Dry Eyes: Some people may experience dry eyes temporarily after surgery, although in a few cases it may become a long-term problem. Dry eyes may feel scratchy, itchy, irritated or even watery, but the discomfort can usually be relieved with a type of eye drop known as artificial tears. If artificial tears do not solve the problem, small silicone plugs called punctal plugs can be gently placed in the ducts through which moisture drains from the eye. Punctal plugs are usually only needed for a brief period, but may occasionally be a long-term solution. People who have dry eyes before surgery are more likely to experience dry eye problems afterwards.

Under-Correction or Over-Correction: Although most LASIK patients achieve the targeted refraction, the occasional person may have an unusually aggressive or unusually weak healing response. In these cases, the eye can be under- or over-corrected. Once the healing process is complete and vision has stabilized, the doctor assesses the eye's refraction: if myopia of one diopter or more remains at that time, the surgeon may recommend an enhancement. At Casey Vision Correction Center, enhancements are performed at no charge for one year following the initial surgery.



Additional Issues For You to Consider

Although not technically considered risks of refractive surgery, the following potential problems should be considered by anyone contemplating refractive surgery.

Impaired Night Vision: Recent media reports suggested a link between LASIK and reduced night vision.

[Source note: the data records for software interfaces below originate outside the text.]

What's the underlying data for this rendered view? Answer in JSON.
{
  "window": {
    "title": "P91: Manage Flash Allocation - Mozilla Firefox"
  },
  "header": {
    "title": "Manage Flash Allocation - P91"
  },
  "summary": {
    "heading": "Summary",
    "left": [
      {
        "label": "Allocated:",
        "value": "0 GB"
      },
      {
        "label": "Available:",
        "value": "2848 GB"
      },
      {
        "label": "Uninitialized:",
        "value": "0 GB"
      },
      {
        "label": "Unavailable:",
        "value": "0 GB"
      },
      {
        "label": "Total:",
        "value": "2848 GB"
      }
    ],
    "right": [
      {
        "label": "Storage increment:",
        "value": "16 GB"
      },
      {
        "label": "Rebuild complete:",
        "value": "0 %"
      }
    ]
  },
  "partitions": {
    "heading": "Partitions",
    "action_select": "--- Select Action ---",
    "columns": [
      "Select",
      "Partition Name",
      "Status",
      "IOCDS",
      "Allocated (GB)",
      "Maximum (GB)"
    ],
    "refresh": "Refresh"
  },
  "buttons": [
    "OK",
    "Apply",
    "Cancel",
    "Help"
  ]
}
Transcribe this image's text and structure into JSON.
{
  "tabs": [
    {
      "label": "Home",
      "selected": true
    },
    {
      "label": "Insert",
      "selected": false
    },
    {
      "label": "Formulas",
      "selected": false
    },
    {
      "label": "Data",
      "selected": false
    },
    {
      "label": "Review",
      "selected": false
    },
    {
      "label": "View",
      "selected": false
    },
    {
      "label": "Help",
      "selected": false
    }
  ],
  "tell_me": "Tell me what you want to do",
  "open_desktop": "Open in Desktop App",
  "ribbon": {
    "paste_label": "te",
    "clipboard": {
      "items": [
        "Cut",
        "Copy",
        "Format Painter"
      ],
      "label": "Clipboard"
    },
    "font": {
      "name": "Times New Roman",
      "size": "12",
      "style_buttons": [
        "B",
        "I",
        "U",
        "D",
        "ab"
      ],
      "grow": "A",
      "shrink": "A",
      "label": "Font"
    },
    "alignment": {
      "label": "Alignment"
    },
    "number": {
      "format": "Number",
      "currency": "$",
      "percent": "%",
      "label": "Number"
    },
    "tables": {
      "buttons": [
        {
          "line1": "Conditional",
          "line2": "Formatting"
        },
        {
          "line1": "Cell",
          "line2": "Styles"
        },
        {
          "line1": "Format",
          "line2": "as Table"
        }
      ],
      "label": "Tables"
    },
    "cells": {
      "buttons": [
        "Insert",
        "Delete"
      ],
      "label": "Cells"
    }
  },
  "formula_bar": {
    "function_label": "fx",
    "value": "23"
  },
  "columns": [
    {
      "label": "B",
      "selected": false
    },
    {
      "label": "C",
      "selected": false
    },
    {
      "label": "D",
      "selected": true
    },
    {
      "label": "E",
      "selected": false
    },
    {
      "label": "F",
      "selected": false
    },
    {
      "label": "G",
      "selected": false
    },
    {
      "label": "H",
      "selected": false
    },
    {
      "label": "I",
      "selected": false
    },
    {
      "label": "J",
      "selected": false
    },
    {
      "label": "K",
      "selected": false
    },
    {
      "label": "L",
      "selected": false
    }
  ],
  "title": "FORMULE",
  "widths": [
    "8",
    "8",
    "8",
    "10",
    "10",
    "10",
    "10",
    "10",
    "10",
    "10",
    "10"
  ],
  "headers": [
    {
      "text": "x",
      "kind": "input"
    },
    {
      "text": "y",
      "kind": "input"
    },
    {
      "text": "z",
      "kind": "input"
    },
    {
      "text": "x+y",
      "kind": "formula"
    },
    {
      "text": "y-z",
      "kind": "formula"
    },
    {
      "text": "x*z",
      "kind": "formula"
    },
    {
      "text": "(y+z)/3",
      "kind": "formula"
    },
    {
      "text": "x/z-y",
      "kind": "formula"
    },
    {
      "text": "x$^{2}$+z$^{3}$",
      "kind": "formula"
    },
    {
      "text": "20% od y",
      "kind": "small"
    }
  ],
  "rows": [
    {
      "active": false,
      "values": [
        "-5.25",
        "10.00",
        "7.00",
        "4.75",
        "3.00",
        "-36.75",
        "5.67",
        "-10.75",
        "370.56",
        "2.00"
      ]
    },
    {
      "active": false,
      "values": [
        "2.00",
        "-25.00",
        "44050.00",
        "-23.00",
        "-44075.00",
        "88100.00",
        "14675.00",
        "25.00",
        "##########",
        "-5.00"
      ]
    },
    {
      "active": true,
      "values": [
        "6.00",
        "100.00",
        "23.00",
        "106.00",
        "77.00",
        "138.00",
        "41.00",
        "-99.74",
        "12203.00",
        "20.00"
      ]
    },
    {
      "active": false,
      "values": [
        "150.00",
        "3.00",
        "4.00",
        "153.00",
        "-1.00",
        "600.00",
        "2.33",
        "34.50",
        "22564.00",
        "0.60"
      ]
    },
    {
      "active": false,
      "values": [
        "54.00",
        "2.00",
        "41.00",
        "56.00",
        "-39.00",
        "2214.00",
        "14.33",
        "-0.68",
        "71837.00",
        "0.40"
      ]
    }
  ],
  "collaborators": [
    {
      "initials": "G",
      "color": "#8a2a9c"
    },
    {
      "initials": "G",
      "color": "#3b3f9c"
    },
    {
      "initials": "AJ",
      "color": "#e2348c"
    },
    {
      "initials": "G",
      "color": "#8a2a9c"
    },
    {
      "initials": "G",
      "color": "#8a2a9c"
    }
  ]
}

However, these were based on an English study that used old lasers on patients requiring high levels of correction. The vast body of evidence from studies conducted at world-recognized refractive laser centers demonstrates an incidence rate of less than 2 percent. In most cases, these effects are not troublesome. It should be noted that night vision problems after LASIK are linked to factors such as large pupil size, unusually flat corneas or the use of a laser with a small treatment zone. Checking for factors that would predispose someone to night vision problems is a routine part of a pre-operative exam at the Casey Vision Correction Center. Casey's excimer lasers can be programmed to treat larger optical zones, thus minimizing the incidence of night vision problems.

Possibly Needing Corrective Lenses. No refractive surgery can promise everyone perfect results, and no reputable surgeon will make such a guarantee. Every eye has its own unique healing pattern, and the occasional person may not heal as expected. In these cases, glasses may be needed for activities such as driving or watching television. In general, the more severe the focusing problem before surgery, the greater the likelihood that an enhancement may be appropriate or that glasses may be needed occasionally after surgery.

Needing Reading Glasses. No eye surgery can prevent presbyopia, so if you already need reading glasses or bifocals, you will still require reading glasses after surgery. If you are in your twenties or thirties, reading glasses will probably become necessary in the next few decades. For some people, monovision (different levels of correction for each eye) may be a viable alternative.